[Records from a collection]
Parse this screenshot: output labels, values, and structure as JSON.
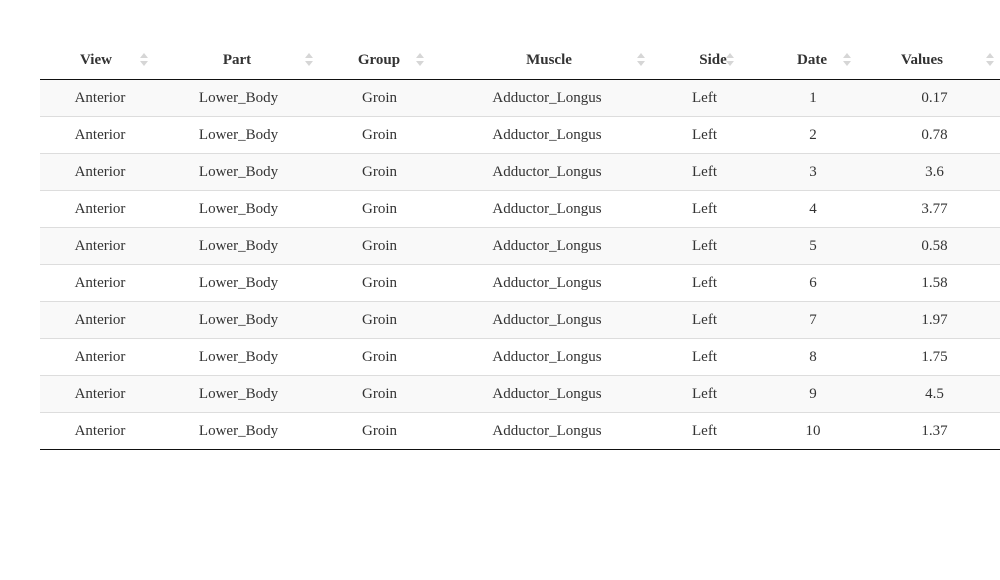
{
  "table": {
    "columns": [
      "View",
      "Part",
      "Group",
      "Muscle",
      "Side",
      "Date",
      "Values"
    ],
    "rows": [
      [
        "Anterior",
        "Lower_Body",
        "Groin",
        "Adductor_Longus",
        "Left",
        "1",
        "0.17"
      ],
      [
        "Anterior",
        "Lower_Body",
        "Groin",
        "Adductor_Longus",
        "Left",
        "2",
        "0.78"
      ],
      [
        "Anterior",
        "Lower_Body",
        "Groin",
        "Adductor_Longus",
        "Left",
        "3",
        "3.6"
      ],
      [
        "Anterior",
        "Lower_Body",
        "Groin",
        "Adductor_Longus",
        "Left",
        "4",
        "3.77"
      ],
      [
        "Anterior",
        "Lower_Body",
        "Groin",
        "Adductor_Longus",
        "Left",
        "5",
        "0.58"
      ],
      [
        "Anterior",
        "Lower_Body",
        "Groin",
        "Adductor_Longus",
        "Left",
        "6",
        "1.58"
      ],
      [
        "Anterior",
        "Lower_Body",
        "Groin",
        "Adductor_Longus",
        "Left",
        "7",
        "1.97"
      ],
      [
        "Anterior",
        "Lower_Body",
        "Groin",
        "Adductor_Longus",
        "Left",
        "8",
        "1.75"
      ],
      [
        "Anterior",
        "Lower_Body",
        "Groin",
        "Adductor_Longus",
        "Left",
        "9",
        "4.5"
      ],
      [
        "Anterior",
        "Lower_Body",
        "Groin",
        "Adductor_Longus",
        "Left",
        "10",
        "1.37"
      ]
    ],
    "sort_icon": "sort-both-icon",
    "colors": {
      "stripe": "#f9f9f9",
      "row_border": "#dddddd",
      "header_border": "#111111",
      "sort_icon": "#d6d6d6"
    }
  }
}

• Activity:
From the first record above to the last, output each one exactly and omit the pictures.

• Solution below:
Parse this screenshot: output labels, values, and structure as JSON.
{
  "table": {
    "columns": [
      "View",
      "Part",
      "Group",
      "Muscle",
      "Side",
      "Date",
      "Values"
    ],
    "rows": [
      [
        "Anterior",
        "Lower_Body",
        "Groin",
        "Adductor_Longus",
        "Left",
        "1",
        "0.17"
      ],
      [
        "Anterior",
        "Lower_Body",
        "Groin",
        "Adductor_Longus",
        "Left",
        "2",
        "0.78"
      ],
      [
        "Anterior",
        "Lower_Body",
        "Groin",
        "Adductor_Longus",
        "Left",
        "3",
        "3.6"
      ],
      [
        "Anterior",
        "Lower_Body",
        "Groin",
        "Adductor_Longus",
        "Left",
        "4",
        "3.77"
      ],
      [
        "Anterior",
        "Lower_Body",
        "Groin",
        "Adductor_Longus",
        "Left",
        "5",
        "0.58"
      ],
      [
        "Anterior",
        "Lower_Body",
        "Groin",
        "Adductor_Longus",
        "Left",
        "6",
        "1.58"
      ],
      [
        "Anterior",
        "Lower_Body",
        "Groin",
        "Adductor_Longus",
        "Left",
        "7",
        "1.97"
      ],
      [
        "Anterior",
        "Lower_Body",
        "Groin",
        "Adductor_Longus",
        "Left",
        "8",
        "1.75"
      ],
      [
        "Anterior",
        "Lower_Body",
        "Groin",
        "Adductor_Longus",
        "Left",
        "9",
        "4.5"
      ],
      [
        "Anterior",
        "Lower_Body",
        "Groin",
        "Adductor_Longus",
        "Left",
        "10",
        "1.37"
      ]
    ],
    "sort_icon": "sort-both-icon",
    "colors": {
      "stripe": "#f9f9f9",
      "row_border": "#dddddd",
      "header_border": "#111111",
      "sort_icon": "#d6d6d6"
    }
  }
}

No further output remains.